The exact composition of wasp venom is unknown.  From the wasp’s perspective, it stings to paralyse other insects that it wants to eat, or to warn off larger animals like me.  Wasps have been around for longer than humans and they are very effective predators, see Wasp Warriors.  However, it is not the poison that causes the allergic reaction.  Wasp venom contains a protein enzyme called hyaluronidase, which speeds up the dispersion through the body of any injected substance, by reducing the viscosity of hyaluronic acid that cushions the cells and increasing tissue permeability.  (Yes, hyaluronidase is used to break down hyaluronic acid based cosmetic fillers after people have had too much of it pumped into their faces to make them look younger!)  My allergic reaction was caused by the combination of hyaluronidase and histamine, which generated a systemic inflammatory response and the anti-histamine probably helped in this situation.  Adrenaline also stops the production of histamine, which is why people who know they are highly allergic carry Epipens.
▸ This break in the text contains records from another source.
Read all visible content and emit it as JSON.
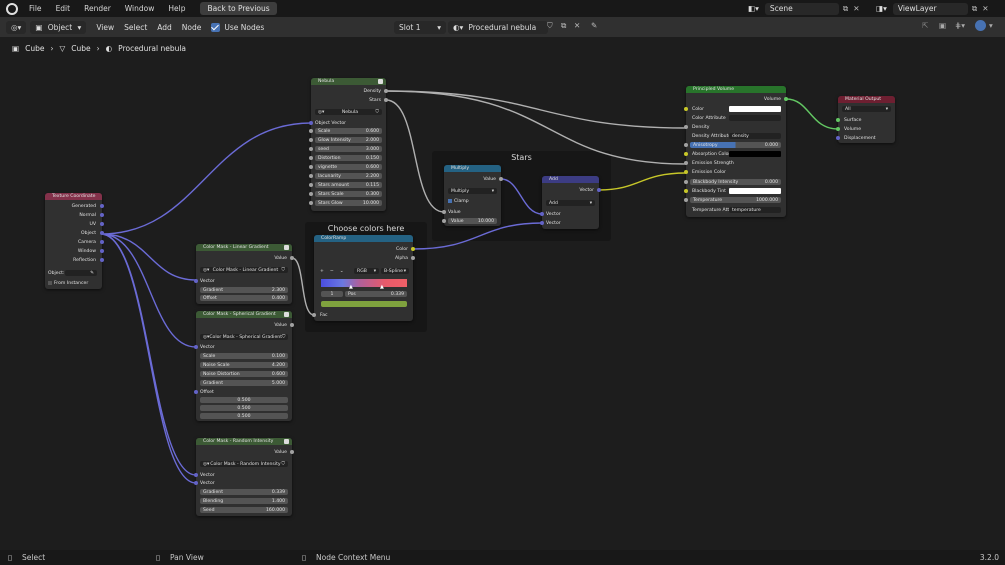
{
  "topbar": {
    "menus": [
      "File",
      "Edit",
      "Render",
      "Window",
      "Help"
    ],
    "back_button": "Back to Previous",
    "scene": "Scene",
    "view_layer": "ViewLayer"
  },
  "header": {
    "object_mode": "Object",
    "menus": [
      "View",
      "Select",
      "Add",
      "Node"
    ],
    "use_nodes": "Use Nodes",
    "slot": "Slot 1",
    "material": "Procedural nebula"
  },
  "breadcrumb": [
    "Cube",
    "Cube",
    "Procedural nebula"
  ],
  "frames": {
    "stars": "Stars",
    "choose": "Choose colors here"
  },
  "nodes": {
    "texcoord": {
      "title": "Texture Coordinate",
      "outputs": [
        "Generated",
        "Normal",
        "UV",
        "Object",
        "Camera",
        "Window",
        "Reflection"
      ],
      "object_label": "Object:",
      "from_instancer": "From Instancer"
    },
    "nebula": {
      "title": "Nebula",
      "outputs": [
        "Density",
        "Stars"
      ],
      "group": "Nebula",
      "input_vector": "Object Vector",
      "params": [
        {
          "name": "Scale",
          "value": "0.600"
        },
        {
          "name": "Glow Intensity",
          "value": "2.000"
        },
        {
          "name": "seed",
          "value": "3.000"
        },
        {
          "name": "Distortion",
          "value": "0.150"
        },
        {
          "name": "vignette",
          "value": "0.600"
        },
        {
          "name": "lacunarity",
          "value": "2.200"
        },
        {
          "name": "Stars amount",
          "value": "0.115"
        },
        {
          "name": "Stars Scale",
          "value": "0.300"
        },
        {
          "name": "Stars Glow",
          "value": "10.000"
        }
      ]
    },
    "multiply": {
      "title": "Multiply",
      "output": "Value",
      "op": "Multiply",
      "clamp": "Clamp",
      "input": "Value",
      "param": {
        "name": "Value",
        "value": "10.000"
      }
    },
    "add": {
      "title": "Add",
      "output": "Vector",
      "op": "Add",
      "inputs": [
        "Vector",
        "Vector"
      ]
    },
    "colorramp": {
      "title": "ColorRamp",
      "outputs": [
        "Color",
        "Alpha"
      ],
      "mode": "RGB",
      "interp": "B-Spline",
      "index": "1",
      "pos_label": "Pos",
      "pos": "0.339",
      "input": "Fac"
    },
    "linear": {
      "title": "Color Mask - Linear Gradient",
      "output": "Value",
      "group": "Color Mask - Linear Gradient",
      "input": "Vector",
      "params": [
        {
          "name": "Gradient",
          "value": "2.300"
        },
        {
          "name": "Offset",
          "value": "0.400"
        }
      ]
    },
    "spherical": {
      "title": "Color Mask - Spherical Gradient",
      "output": "Value",
      "group": "Color Mask - Spherical Gradient",
      "input": "Vector",
      "params": [
        {
          "name": "Scale",
          "value": "0.100"
        },
        {
          "name": "Noise Scale",
          "value": "4.200"
        },
        {
          "name": "Noise Distortion",
          "value": "0.600"
        },
        {
          "name": "Gradient",
          "value": "5.000"
        }
      ],
      "offset_label": "Offset",
      "offset": [
        "0.500",
        "0.500",
        "0.500"
      ]
    },
    "random": {
      "title": "Color Mask - Random Intensity",
      "output": "Value",
      "group": "Color Mask - Random Intensity",
      "inputs": [
        "Vector",
        "Vector"
      ],
      "params": [
        {
          "name": "Gradient",
          "value": "0.339"
        },
        {
          "name": "Blending",
          "value": "1.400"
        },
        {
          "name": "Seed",
          "value": "160.000"
        }
      ]
    },
    "principled": {
      "title": "Principled Volume",
      "output": "Volume",
      "rows": [
        "Color",
        "Color Attribute",
        "Density",
        "Density Attribute",
        "Anisotropy",
        "Absorption Color",
        "Emission Strength",
        "Emission Color",
        "Blackbody Intensity",
        "Blackbody Tint",
        "Temperature",
        "Temperature Attribute"
      ],
      "density_attr": "density",
      "anisotropy": "0.000",
      "blackbody": "0.000",
      "temperature": "1000.000",
      "temp_attr": "temperature"
    },
    "output": {
      "title": "Material Output",
      "target": "All",
      "inputs": [
        "Surface",
        "Volume",
        "Displacement"
      ]
    }
  },
  "status": {
    "select": "Select",
    "pan": "Pan View",
    "context": "Node Context Menu",
    "version": "3.2.0"
  },
  "colors": {
    "vector_socket": "#6363c7",
    "value_socket": "#a1a1a1",
    "color_socket": "#c7c729",
    "shader_socket": "#63c763",
    "input_header": "#83314a",
    "group_header": "#3c5a35",
    "converter_header": "#246283",
    "vector_header": "#3c3c83",
    "shader_header": "#28742b",
    "output_header": "#6e1f31"
  }
}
But why do I have too much histamine in my body?  There are many  foods that contain histamine (and these foods are often involved in food allergies) but my intolerance most likely stems from the fact that I was on Zantac for 25 years, because of a stomach ulcer.  Zantac/Ranitidene, like its cousins Tagamet and Pepcid is a histamine blocker.  It targets the H2 histamine receptors, which are found in the stomach lining, heart, uterus, vascular smooth muscle cells and white blood cells.  It stops these cells responding to histamine, so that there is no inflammatory response from food or drink that would normally cause irritation.  The body naturally responds by producing more histamine, causing a permanent overload.  In addition these drugs, and others, actually deplete the levels of diamine oxidase in the body, which is primarily responsible fro breaking down histamine in the digestive tract.  I weaned myself off Zantac in 2010 and have had no pain or bleeds since and I’m able to eat and drink more liberally than I ever was while on Zantac.  I now need to look into how to reduce my baseline histamine levels – more on that in another post.

Apparently, most people who get an allergic reaction to wasp stings do not get it for bee stings, or vice versa.  It’s one or the other, so that’s a relief!

 

Natural pool update

We dug the natural pool in August last year, so that we could use the clay to build the house.  It is coming along nicely:

Pool-from-deck

IMG_2514

We made a sundeck out of local chestnut this spring, but it’s been to hot to sit out there.  We’ve had no rain for over six weeks and the water level goes down a couple of centimetres every day due to evaporation.  We are having to top the pool up every few days from the well.  We’re opening up the old well in the barn this week, to use for the garden and the pool, but we really need some rain now.